▶ WHAT THE TASK REQUIRES
Report how many lines in the data below hold the string "device". Nothing else should appear in the answer.

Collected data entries
■ ■ ■ ■ ■

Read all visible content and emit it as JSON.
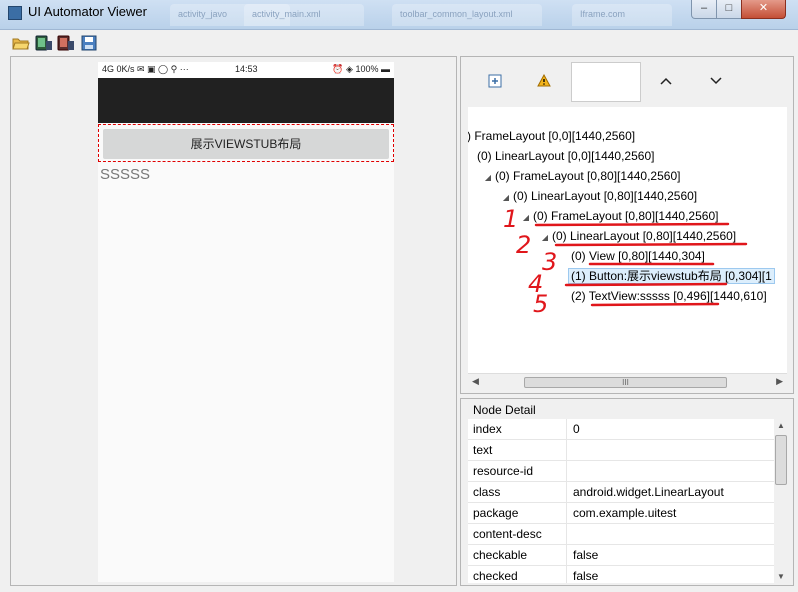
{
  "window": {
    "title": "UI Automator Viewer",
    "background_tabs": [
      "activity_javo",
      "activity_main.xml",
      "toolbar_common_layout.xml",
      "Iframe.com"
    ]
  },
  "toolbar": {
    "icons": [
      "open-folder-icon",
      "device-screenshot-icon",
      "device-screenshot-compressed-icon",
      "save-icon"
    ]
  },
  "device": {
    "status_left": "4G 0K/s ✉ ▣ ◯ ⚲ ···",
    "status_time": "14:53",
    "status_right": "⏰ ◈ 100% ▬",
    "button_label": "展示VIEWSTUB布局",
    "text_label": "SSSSS"
  },
  "hierarchy": {
    "tools": [
      "expand-all-icon",
      "warning-icon",
      "chevron-up-icon",
      "chevron-down-icon"
    ],
    "rows": [
      {
        "label": ") FrameLayout [0,0][1440,2560]",
        "level": 0,
        "arrow": ""
      },
      {
        "label": "(0) LinearLayout [0,0][1440,2560]",
        "level": 1,
        "arrow": ""
      },
      {
        "label": "(0) FrameLayout [0,80][1440,2560]",
        "level": 2,
        "arrow": "◢"
      },
      {
        "label": "(0) LinearLayout [0,80][1440,2560]",
        "level": 3,
        "arrow": "◢"
      },
      {
        "label": "(0) FrameLayout [0,80][1440,2560]",
        "level": 4,
        "arrow": "◢"
      },
      {
        "label": "(0) LinearLayout [0,80][1440,2560]",
        "level": 5,
        "arrow": "◢"
      },
      {
        "label": "(0) View [0,80][1440,304]",
        "level": 6,
        "arrow": ""
      },
      {
        "label": "(1) Button:展示viewstub布局 [0,304][1",
        "level": 6,
        "arrow": "",
        "selected": true
      },
      {
        "label": "(2) TextView:sssss [0,496][1440,610]",
        "level": 6,
        "arrow": ""
      }
    ],
    "scroll_thumb": "III"
  },
  "node_detail": {
    "title": "Node Detail",
    "rows": [
      {
        "key": "index",
        "value": "0"
      },
      {
        "key": "text",
        "value": ""
      },
      {
        "key": "resource-id",
        "value": ""
      },
      {
        "key": "class",
        "value": "android.widget.LinearLayout"
      },
      {
        "key": "package",
        "value": "com.example.uitest"
      },
      {
        "key": "content-desc",
        "value": ""
      },
      {
        "key": "checkable",
        "value": "false"
      },
      {
        "key": "checked",
        "value": "false"
      }
    ]
  },
  "annotations": [
    "1",
    "2",
    "3",
    "4",
    "5"
  ],
  "colors": {
    "annotation": "#e0161b",
    "selection": "#dceefc",
    "action_bar": "#212121"
  }
}
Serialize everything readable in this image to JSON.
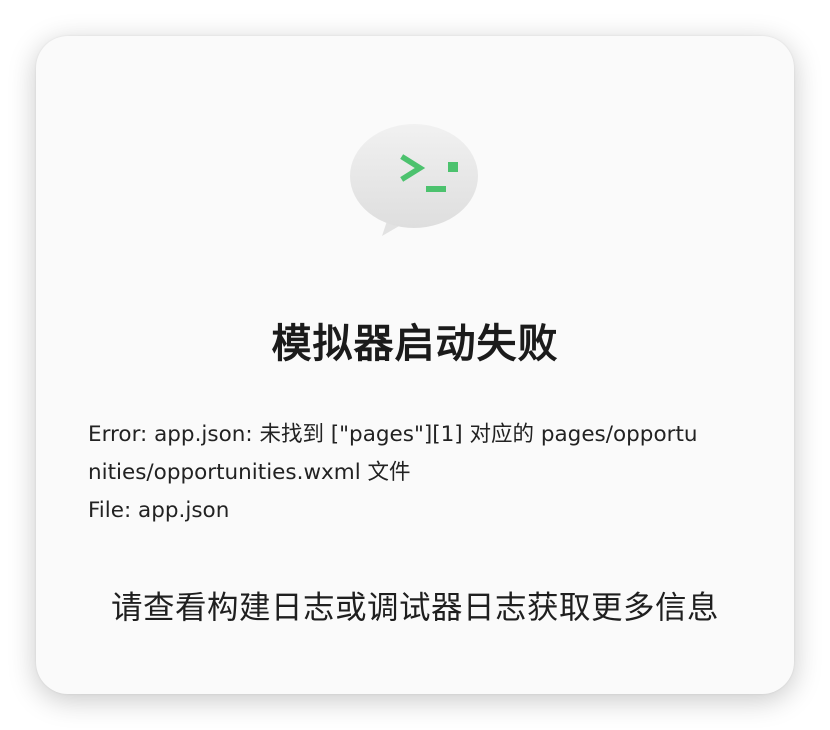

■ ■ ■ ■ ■

▶ ANSWER FOR THIS EXERCISE
3